  34. Liang M, Su R, Huang R, Qi W, Yu Y, Wang L, et al. Facile in situ synthesis of silver nanoparticles on procyanidin-grafted eggshell membrane and their catalytic properties. ACS Appl Mat Interfaces. 2014;6:4638–49.View ArticleGoogle Scholar
  35. Ashraf S, Saifur R, Sher F, Khalid ZM, Mehmood M, Hussain I. Synthesis of cellulose-metal nanoparticle composites: development and comparison of different protocols. Cellulose. 2014;21:395–405.View ArticleGoogle Scholar
  36. Jia X, Ma X, Wei D, Dong J, Qian W. Direct formation of silver nanoparticles in cuttlebone-derived organic matrix for catalytic applications. Colloid Surface A. 2008;330:234–40.View ArticleGoogle Scholar
  37. Chen X, Schluesener HJ. Nanosilver: a nanoproduct in medical application. Toxicol Lett. 2008;176:1–12.View ArticleGoogle Scholar
  38. Tang B, Kaur J, Sun L, Wang X. Multifunctionalization of cotton through in situ green synthesis of silver nanoparticles. Cellulose. 2013;20:3053–65.View ArticleGoogle Scholar
  39. Thakur R, Sarkar CR, Sarmah R. Chemical composition of some varieties of ramie and their fibre characteristics. Indian J Fibre Text. 1999;24:276–8.Google Scholar
  40. Choi HY, Lee JS. Effects of surface treatment of ramie fibers in a ramie/poly(lactic acid) composite. Fibers Polym. 2012;13:217–23.View ArticleGoogle Scholar

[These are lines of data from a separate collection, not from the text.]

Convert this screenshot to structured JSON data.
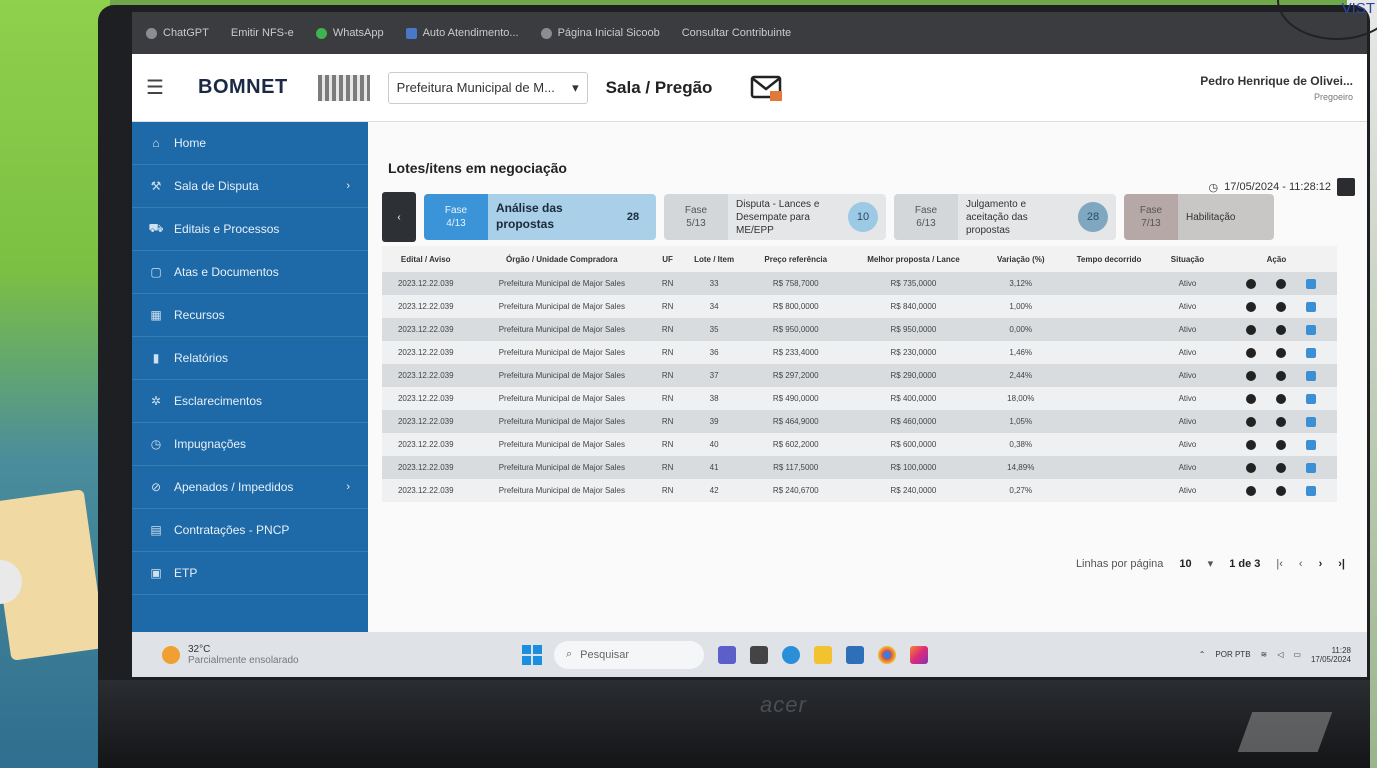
{
  "browser": {
    "bookmarks": [
      {
        "label": "ChatGPT",
        "icon": "chatgpt-icon"
      },
      {
        "label": "Emitir NFS-e",
        "icon": "link-icon"
      },
      {
        "label": "WhatsApp",
        "icon": "whatsapp-icon"
      },
      {
        "label": "Auto Atendimento...",
        "icon": "bank-icon"
      },
      {
        "label": "Página Inicial Sicoob",
        "icon": "globe-icon"
      },
      {
        "label": "Consultar Contribuinte",
        "icon": "link-icon"
      }
    ]
  },
  "header": {
    "brand": "BOMNET",
    "org_select": "Prefeitura Municipal de M...",
    "page_heading": "Sala / Pregão",
    "user_name": "Pedro Henrique de Olivei...",
    "user_role": "Pregoeiro"
  },
  "sidebar": {
    "items": [
      {
        "label": "Home",
        "icon": "home-icon",
        "arrow": ""
      },
      {
        "label": "Sala de Disputa",
        "icon": "gavel-icon",
        "arrow": "›"
      },
      {
        "label": "Editais e Processos",
        "icon": "cart-icon",
        "arrow": ""
      },
      {
        "label": "Atas e Documentos",
        "icon": "document-icon",
        "arrow": ""
      },
      {
        "label": "Recursos",
        "icon": "calendar-icon",
        "arrow": ""
      },
      {
        "label": "Relatórios",
        "icon": "bar-chart-icon",
        "arrow": ""
      },
      {
        "label": "Esclarecimentos",
        "icon": "gear-icon",
        "arrow": ""
      },
      {
        "label": "Impugnações",
        "icon": "clock-icon",
        "arrow": ""
      },
      {
        "label": "Apenados / Impedidos",
        "icon": "ban-icon",
        "arrow": "›"
      },
      {
        "label": "Contratações - PNCP",
        "icon": "contract-icon",
        "arrow": ""
      },
      {
        "label": "ETP",
        "icon": "file-icon",
        "arrow": ""
      }
    ]
  },
  "main": {
    "title": "Lotes/itens em negociação",
    "timestamp": "17/05/2024 - 11:28:12",
    "phase_prev": "‹",
    "phases": [
      {
        "fase_label": "Fase",
        "fase_num": "4/13",
        "desc": "Análise das propostas",
        "count": "28",
        "state": "active"
      },
      {
        "fase_label": "Fase",
        "fase_num": "5/13",
        "desc": "Disputa - Lances e Desempate para ME/EPP",
        "count": "10",
        "state": "normal"
      },
      {
        "fase_label": "Fase",
        "fase_num": "6/13",
        "desc": "Julgamento e aceitação das propostas",
        "count": "28",
        "state": "normal"
      },
      {
        "fase_label": "Fase",
        "fase_num": "7/13",
        "desc": "Habilitação",
        "count": "",
        "state": "dim"
      }
    ],
    "table": {
      "headers": [
        "Edital / Aviso",
        "Órgão / Unidade Compradora",
        "UF",
        "Lote / Item",
        "Preço referência",
        "Melhor proposta / Lance",
        "Variação (%)",
        "Tempo decorrido",
        "Situação",
        "Ação"
      ],
      "rows": [
        [
          "2023.12.22.039",
          "Prefeitura Municipal de Major Sales",
          "RN",
          "33",
          "R$ 758,7000",
          "R$ 735,0000",
          "3,12%",
          "",
          "Ativo"
        ],
        [
          "2023.12.22.039",
          "Prefeitura Municipal de Major Sales",
          "RN",
          "34",
          "R$ 800,0000",
          "R$ 840,0000",
          "1,00%",
          "",
          "Ativo"
        ],
        [
          "2023.12.22.039",
          "Prefeitura Municipal de Major Sales",
          "RN",
          "35",
          "R$ 950,0000",
          "R$ 950,0000",
          "0,00%",
          "",
          "Ativo"
        ],
        [
          "2023.12.22.039",
          "Prefeitura Municipal de Major Sales",
          "RN",
          "36",
          "R$ 233,4000",
          "R$ 230,0000",
          "1,46%",
          "",
          "Ativo"
        ],
        [
          "2023.12.22.039",
          "Prefeitura Municipal de Major Sales",
          "RN",
          "37",
          "R$ 297,2000",
          "R$ 290,0000",
          "2,44%",
          "",
          "Ativo"
        ],
        [
          "2023.12.22.039",
          "Prefeitura Municipal de Major Sales",
          "RN",
          "38",
          "R$ 490,0000",
          "R$ 400,0000",
          "18,00%",
          "",
          "Ativo"
        ],
        [
          "2023.12.22.039",
          "Prefeitura Municipal de Major Sales",
          "RN",
          "39",
          "R$ 464,9000",
          "R$ 460,0000",
          "1,05%",
          "",
          "Ativo"
        ],
        [
          "2023.12.22.039",
          "Prefeitura Municipal de Major Sales",
          "RN",
          "40",
          "R$ 602,2000",
          "R$ 600,0000",
          "0,38%",
          "",
          "Ativo"
        ],
        [
          "2023.12.22.039",
          "Prefeitura Municipal de Major Sales",
          "RN",
          "41",
          "R$ 117,5000",
          "R$ 100,0000",
          "14,89%",
          "",
          "Ativo"
        ],
        [
          "2023.12.22.039",
          "Prefeitura Municipal de Major Sales",
          "RN",
          "42",
          "R$ 240,6700",
          "R$ 240,0000",
          "0,27%",
          "",
          "Ativo"
        ]
      ]
    },
    "pager": {
      "label": "Linhas por página",
      "per_page": "10",
      "range": "1 de 3",
      "first": "|‹",
      "prev": "‹",
      "next": "›",
      "last": "›|"
    }
  },
  "taskbar": {
    "temperature": "32°C",
    "weather": "Parcialmente ensolarado",
    "search_placeholder": "Pesquisar",
    "lang": "POR PTB",
    "time": "11:28",
    "date": "17/05/2024"
  },
  "colors": {
    "sidebar": "#1e6aa8",
    "phase_active": "#3b93d8",
    "table_odd": "#d9dcdf"
  }
}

  41. Fan X-S, Liu Z-W, Liu Z-T, Lu J. A novel chemical degumming process for ramie bast fiber. Text Res J. 2010;80:2046–51.View ArticleGoogle Scholar
  42. Tan J, Liu R, Wang W, Liu W, Tian Y, Wu M, et al. Controllable aggregation and reversible pH sensitivity of AuNPs regulated by carboxymethyl cellulose. Langmuir. 2009;26:2093–8.View ArticleGoogle Scholar
  43. Coccia F, Tonucci L, Bosco D, Bressan M, d’Alessandro N. One-pot synthesis of lignin-stabilised platinum and palladium nanoparticles and their catalytic behaviour in oxidation and reduction reactions. Green Chem. 2012;14:1073–8.View ArticleGoogle Scholar
  44. Dhar S, Reddy EM, Shiras A, Pokharkar V, Prasad BLV. Natural gum reduced/stabilized gold nanoparticles for drug delivery formulations. Chem-Eur J. 2008;14:10244–50.View ArticleGoogle Scholar
  45. Zahran MK, Ahmed HB, El-Rafie MH. Facile size-regulated synthesis of silver nanoparticles using pectin. Carbohydr Polym. 2014;111:971–8.View ArticleGoogle Scholar

Copyright

© Tang et al. 2015